The chant is repeated for a few solitary moments and then it becomes tacit with just a high-hat keeping tempo that quickly turns until another heavy part with intense guitar work. The initial reactions after this song that it was simply mind blowing. The album maintains its ride of almighty power into the next song “Mondrian Was A Liar” with math metal elements incorporated. “Transitions from Persona to Object” continues the theme of memorable guitar riffs with a hook that is repeated and altered throughout the duration of the entire song. While the noises protruding may not be the most pleasant to the ear, they certainly add to the effect of destruction. While some may say that the repetitive nature of the song continues for far too long (clocking in at just over six minutes), the overall feeling was that it could not be abruptly stopped after any given point. It eventually comes to a halt when the drums are the only remaining instrument left. “C. Thomas Howell as the "Soul Man”” provides a sloppy and gritty performance with classic tapping guitar riffs. Also contained is a three note distorted bass riff that evolves into a clean break within the song that builds up into chaos that then tapers off.
More than half way through the album, We Are The Romans
needed a shot of pure adrenaline. In what is the climax of the album, “Saint Matthew Returns to the Womb” has an unspeakable feeling about it. The song practically defines metalcore (in an album that is the start of metalcore, as we know it, perhaps). A song that combines classic elements of brutal metal and what can be considered “fun” hardcore. It is a true staple strong in the short lifespan of Botch. Finally, in what maybe be considered the song that may have predicted Botch’s downfall, “Man The Ramparts.” Surely, one can look at the album in the eyes of America’s downfall, but ironically, Botch may have fell first. Think about it this way, it was their last full length without conflicts of the direction the band was going. It is a song about preparing for what is ahead, because it will soon be a collapse, but not without a last stand.
We’ll man the ramparts
With arrows ready
With our flags up
We are the Romans
The song can almost be related to a battle. It starts as it were trudging along to the beat of a war drum with off time guitar and bass. It then starts the battle with a brutal scream and fiery fierceness to it. As it continues, it slowly disassembles and then regains composure into the previous intensity. The song dies down, with every beat and it begins to fade into a choir hymn saying We are the Romans
as almost collecting forces to join for one last hurrah. Eight minutes and thirty now elapse, the quintessential loudest section of the entire song ERUPTS. Precise drumming and abrasive chords carry on until the final hits of the instruments and the last screech and it everything stops.
It is over. The piercing screaming, the rhythmically brilliant drumming, the coarse sound of the bass, and the memorable guitar riffs are no longer. While “I Wanna Be A Sex Symbol On My Own Terms” is the only track that I feel was a grave disappointment, they produced an unbelievably solid record. We are the Romans

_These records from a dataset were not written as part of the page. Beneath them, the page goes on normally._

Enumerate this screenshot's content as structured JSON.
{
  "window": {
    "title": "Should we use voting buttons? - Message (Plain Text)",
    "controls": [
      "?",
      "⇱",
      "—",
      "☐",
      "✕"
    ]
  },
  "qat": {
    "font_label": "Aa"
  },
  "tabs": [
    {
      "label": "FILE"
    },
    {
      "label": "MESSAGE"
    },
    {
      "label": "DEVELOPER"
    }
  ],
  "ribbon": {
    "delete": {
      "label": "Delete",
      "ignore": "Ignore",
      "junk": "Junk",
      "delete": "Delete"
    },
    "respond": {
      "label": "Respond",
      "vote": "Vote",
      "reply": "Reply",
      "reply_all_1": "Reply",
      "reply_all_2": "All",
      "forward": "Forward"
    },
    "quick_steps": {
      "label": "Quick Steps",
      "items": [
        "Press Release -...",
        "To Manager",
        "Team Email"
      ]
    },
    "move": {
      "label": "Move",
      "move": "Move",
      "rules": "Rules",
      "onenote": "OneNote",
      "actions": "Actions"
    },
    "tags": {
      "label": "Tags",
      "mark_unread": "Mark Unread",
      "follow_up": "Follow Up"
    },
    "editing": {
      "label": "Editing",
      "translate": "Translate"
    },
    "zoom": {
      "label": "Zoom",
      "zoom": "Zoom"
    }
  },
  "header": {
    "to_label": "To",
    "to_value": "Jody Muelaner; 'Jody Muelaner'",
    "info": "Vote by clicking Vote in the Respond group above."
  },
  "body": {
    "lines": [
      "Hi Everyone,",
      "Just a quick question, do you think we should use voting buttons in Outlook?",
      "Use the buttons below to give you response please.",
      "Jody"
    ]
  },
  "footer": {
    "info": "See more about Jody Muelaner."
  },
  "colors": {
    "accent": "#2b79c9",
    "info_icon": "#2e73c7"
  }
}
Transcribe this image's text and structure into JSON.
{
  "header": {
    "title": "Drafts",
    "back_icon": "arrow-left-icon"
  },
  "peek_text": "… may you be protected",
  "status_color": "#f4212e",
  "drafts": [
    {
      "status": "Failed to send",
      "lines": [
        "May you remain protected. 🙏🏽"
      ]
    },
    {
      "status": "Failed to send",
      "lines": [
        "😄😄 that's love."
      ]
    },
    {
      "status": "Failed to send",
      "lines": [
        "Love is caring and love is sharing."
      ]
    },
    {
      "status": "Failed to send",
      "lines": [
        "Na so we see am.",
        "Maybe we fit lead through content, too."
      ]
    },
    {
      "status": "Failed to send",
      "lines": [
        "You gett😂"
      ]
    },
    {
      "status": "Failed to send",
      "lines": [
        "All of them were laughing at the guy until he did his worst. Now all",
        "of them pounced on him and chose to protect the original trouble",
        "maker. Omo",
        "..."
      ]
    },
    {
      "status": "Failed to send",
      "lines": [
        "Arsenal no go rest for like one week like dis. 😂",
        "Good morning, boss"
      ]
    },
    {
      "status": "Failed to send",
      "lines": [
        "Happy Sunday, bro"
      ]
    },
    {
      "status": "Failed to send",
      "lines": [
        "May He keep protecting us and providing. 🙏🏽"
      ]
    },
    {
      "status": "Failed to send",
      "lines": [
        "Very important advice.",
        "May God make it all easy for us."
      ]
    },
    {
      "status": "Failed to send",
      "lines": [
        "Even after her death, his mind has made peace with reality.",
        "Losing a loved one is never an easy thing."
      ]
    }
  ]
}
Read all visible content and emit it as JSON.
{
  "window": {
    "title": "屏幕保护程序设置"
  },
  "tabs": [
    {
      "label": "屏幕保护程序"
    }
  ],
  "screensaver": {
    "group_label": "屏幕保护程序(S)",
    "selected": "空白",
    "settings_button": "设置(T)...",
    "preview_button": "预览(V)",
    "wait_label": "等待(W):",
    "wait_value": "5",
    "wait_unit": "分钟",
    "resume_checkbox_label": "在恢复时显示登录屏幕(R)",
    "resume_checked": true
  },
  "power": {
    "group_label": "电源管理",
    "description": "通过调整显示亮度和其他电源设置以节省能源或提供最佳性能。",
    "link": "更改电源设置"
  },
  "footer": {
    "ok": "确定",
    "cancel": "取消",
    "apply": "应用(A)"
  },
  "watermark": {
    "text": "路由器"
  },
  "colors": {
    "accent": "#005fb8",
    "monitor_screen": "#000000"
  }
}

was a completely original album in its own regard and left a legacy behind. They made the music that was out there more interesting and complex. Botch created a fusion that was perfected with this release. I am glad one thing will never change, no matter what year it is next; I can still listen to this album.